Prosecutor’s Flawed Case May Have Led to Wrongful Arrest and Possibility that Real Killer Remains at Large
(Cambridge, Mass.) — Forensic experts with Physicians for Human Rights (PHR) reaffirm that the Mexican Attorney General’s Office (PGR) has disregarded the available scientific evidence from the 2006 shooting death of American journalist Brad Will. PHR’s review of the available evidence undercuts Mexico’s theory that the fatal shot was fired from the reporter’s immediate vicinity. Therefore, PHR is concerned over the likelihood that the wrong person remains in jail, charged with murder, while the real killer remains at large.
According to PHR, the Mexican prosecutor has deflected serious questions raised by its rigorous review of all available evidence. Will was one of at least 13 individuals who were fatally shot during protests in Oaxaca in 2006.
“From the documentation we recently received from the PGR, it is clear that there is no intention to allow forensic science to factor into the investigation of the case,””says Stefan Schmitt, Director of PHR’s International Forensic Program. “I see nothing in the scientific evidence that would indicate that Juan Manuel Martinez Moreno, who is accused of having stood in Brad Will’s vicinity and shot him, could have physically done so. In misrepresenting the facts, the PGR is clearly intent on making Will’s death look like a singular homicide and refraining from looking at the possibility that it might be linked to the clear pattern of unsolved gunshot-related deaths that happened at the time in Oaxaca.”

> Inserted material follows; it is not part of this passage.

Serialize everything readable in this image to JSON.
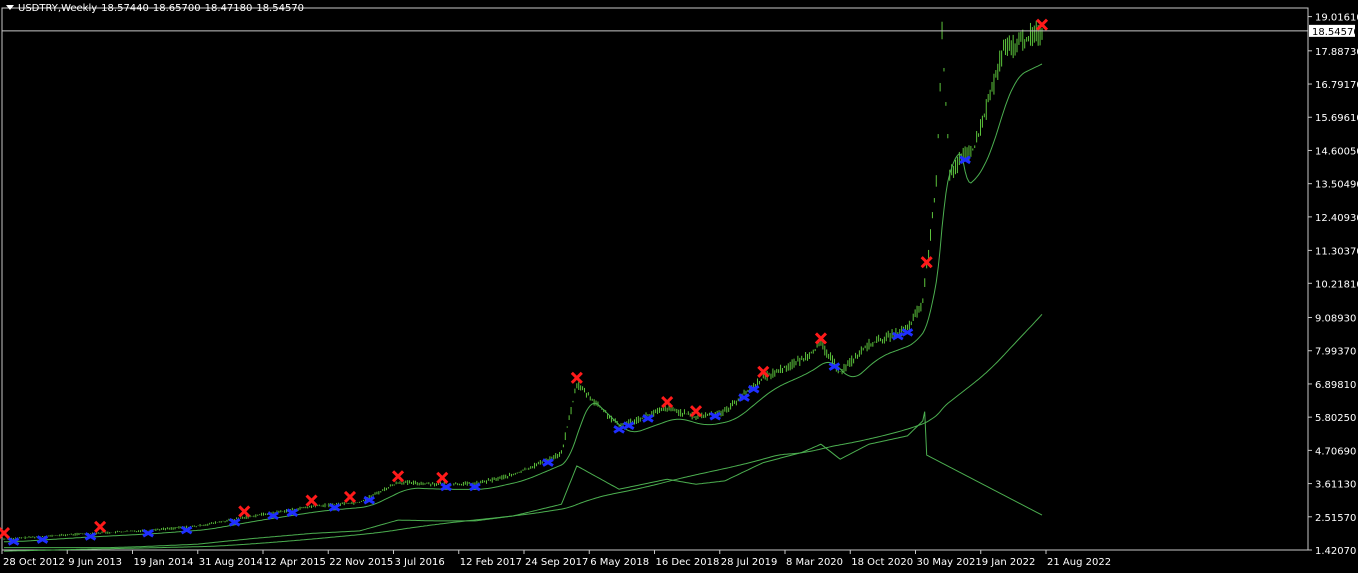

PHR’s independent forensic review conducted in March 2008 concluded that one of the projectiles ricocheted off a red object, deforming the projectile and transferring traces of red paint to it, before fatally striking Brad Will.
“There is no evidence of an intermediary red object close to the victim off of which the projectile could have ricocheted,” continued Schmitt.